▸ **About this exercise**
Could you report every line from the entries that includes the word "Decor"?

▸ **Excerpted records**

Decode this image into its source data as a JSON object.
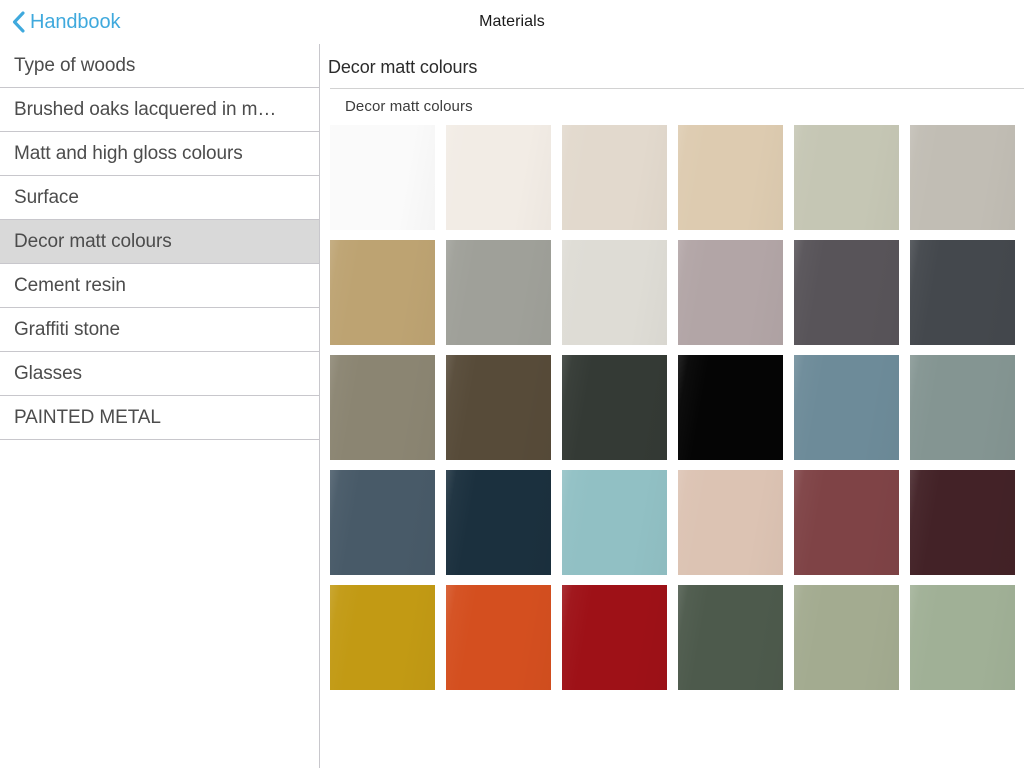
{
  "navbar": {
    "back_label": "Handbook",
    "back_icon": "chevron-left-icon",
    "title": "Materials",
    "tint_color": "#3fa9dd"
  },
  "sidebar": {
    "items": [
      {
        "label": "Type of woods",
        "selected": false
      },
      {
        "label": "Brushed oaks lacquered in m…",
        "selected": false
      },
      {
        "label": "Matt and high gloss colours",
        "selected": false
      },
      {
        "label": "Surface",
        "selected": false
      },
      {
        "label": "Decor matt colours",
        "selected": true
      },
      {
        "label": "Cement resin",
        "selected": false
      },
      {
        "label": "Graffiti stone",
        "selected": false
      },
      {
        "label": "Glasses",
        "selected": false
      },
      {
        "label": "PAINTED METAL",
        "selected": false
      }
    ],
    "selected_background": "#d9d9d9",
    "separator_color": "#c8c7cc"
  },
  "detail": {
    "title": "Decor matt colours",
    "group_label": "Decor matt colours",
    "swatches": [
      {
        "color": "#fafafa"
      },
      {
        "color": "#f2ece5"
      },
      {
        "color": "#e2d9cd"
      },
      {
        "color": "#ddcbb0"
      },
      {
        "color": "#c5c6b4"
      },
      {
        "color": "#c1bdb4"
      },
      {
        "color": "#bda372"
      },
      {
        "color": "#9fa099"
      },
      {
        "color": "#dedcd5"
      },
      {
        "color": "#b2a5a6"
      },
      {
        "color": "#585459"
      },
      {
        "color": "#44484d"
      },
      {
        "color": "#8b8572"
      },
      {
        "color": "#574b39"
      },
      {
        "color": "#343a35"
      },
      {
        "color": "#050505"
      },
      {
        "color": "#6d8b99"
      },
      {
        "color": "#849592"
      },
      {
        "color": "#485a68"
      },
      {
        "color": "#1b303e"
      },
      {
        "color": "#91c0c4"
      },
      {
        "color": "#dcc3b3"
      },
      {
        "color": "#7f4346"
      },
      {
        "color": "#432227"
      },
      {
        "color": "#c29a14"
      },
      {
        "color": "#d44f1f"
      },
      {
        "color": "#9e1117"
      },
      {
        "color": "#4d5a4c"
      },
      {
        "color": "#a3ab90"
      },
      {
        "color": "#a0b096"
      }
    ]
  }
}
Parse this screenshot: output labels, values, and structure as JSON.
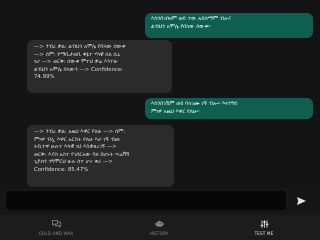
{
  "messages": [
    {
      "role": "user",
      "text": "እስንበገበዛም ወይ ተው አይሰማም ብሎ!\nልብህን አሞሌ የበላው ሰውቀ።"
    },
    {
      "role": "bot",
      "text": "—> ንብረ ቃል: ልብህን አሞሌ የበላው ሰውቀ\n—> ሰም: የማቢታወቢ ቅኔተ ሃሳዊ ሰለ ሲኒ\nነሆ —> ወርቅ: ሰውቀ ሞተህ ቃሬ እንተሁ\nልብህን አሞሌ በላውን —> Confidence:\n74.99%"
    },
    {
      "role": "user",
      "text": "እስንበገሽም ወይ ባላገሙ ነኝ ብሎ። እናንዓይ\nምነዋ አዜህ እዋር የለሁ።"
    },
    {
      "role": "bot",
      "text": "—> ንብረ ቃል: አዜህ እዋር የለሁ —> ሰም:\nምነዋ ብሏ እዋር አርስት የለሁ እራ ነኝ ብመ\nትቢተዋ ሁሉተ እሳዊ ነህ እስቃዘረገኝ —>\nወርቅ: እያስ አስተ የገበርአው ባለ በሆኑት ጥሬቫኝ\nጊዮክን ንግሞርህ ሁሉ ስተ ሆኖ ቀሪ —>\nConfidence: 85.47%"
    }
  ],
  "composer": {
    "placeholder": "",
    "value": ""
  },
  "nav": [
    {
      "label": "GOLD AND WAX",
      "icon": "chat-bubbles-icon",
      "active": false
    },
    {
      "label": "HISTORY",
      "icon": "robot-icon",
      "active": false
    },
    {
      "label": "TEST ME",
      "icon": "sliders-icon",
      "active": true
    }
  ],
  "colors": {
    "background": "#141414",
    "user_bubble": "#0f5f51",
    "bot_bubble": "#2b2b2b",
    "nav_bar": "#1c1c1c",
    "active_label": "#e6e6e6",
    "inactive_label": "#8a8a8a"
  }
}
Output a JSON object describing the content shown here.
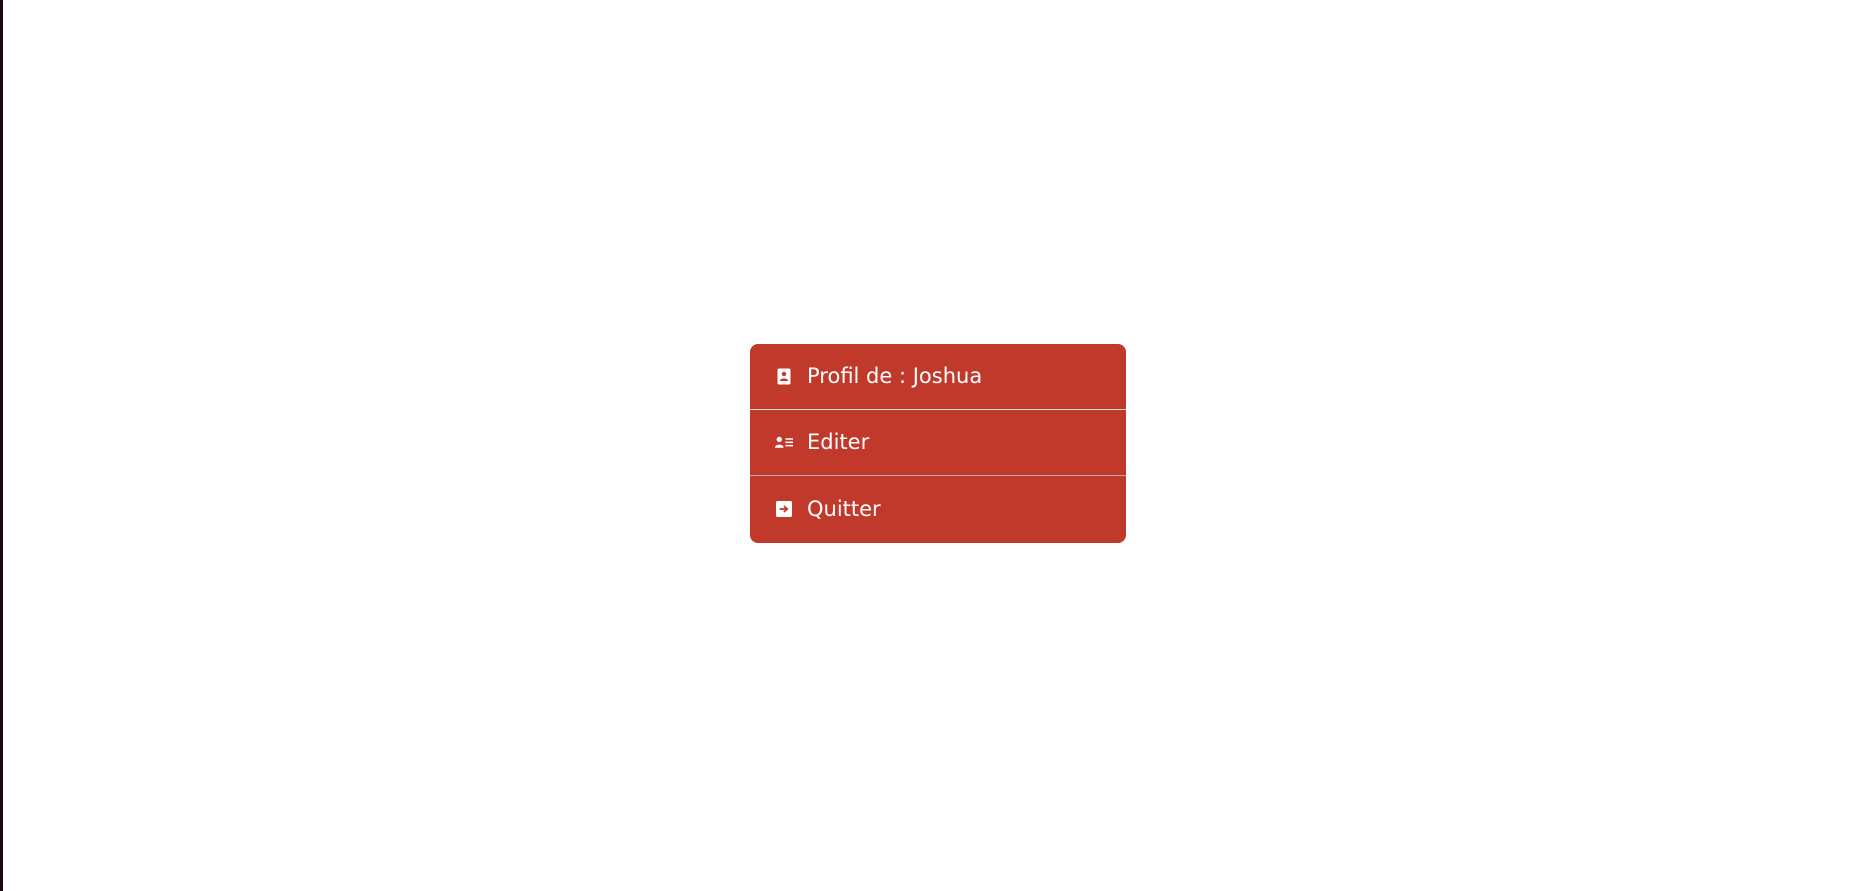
{
  "menu": {
    "background_color": "#c0392b",
    "text_color": "#ffffff",
    "items": [
      {
        "label": "Profil de : Joshua",
        "icon": "contact-card-icon"
      },
      {
        "label": "Editer",
        "icon": "user-list-icon"
      },
      {
        "label": "Quitter",
        "icon": "sign-out-icon"
      }
    ]
  }
}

▸ **Output for this task**
        "label": "Decor matt colours",
    "title": "Decor matt colours",
    "group_label": "Decor matt colours",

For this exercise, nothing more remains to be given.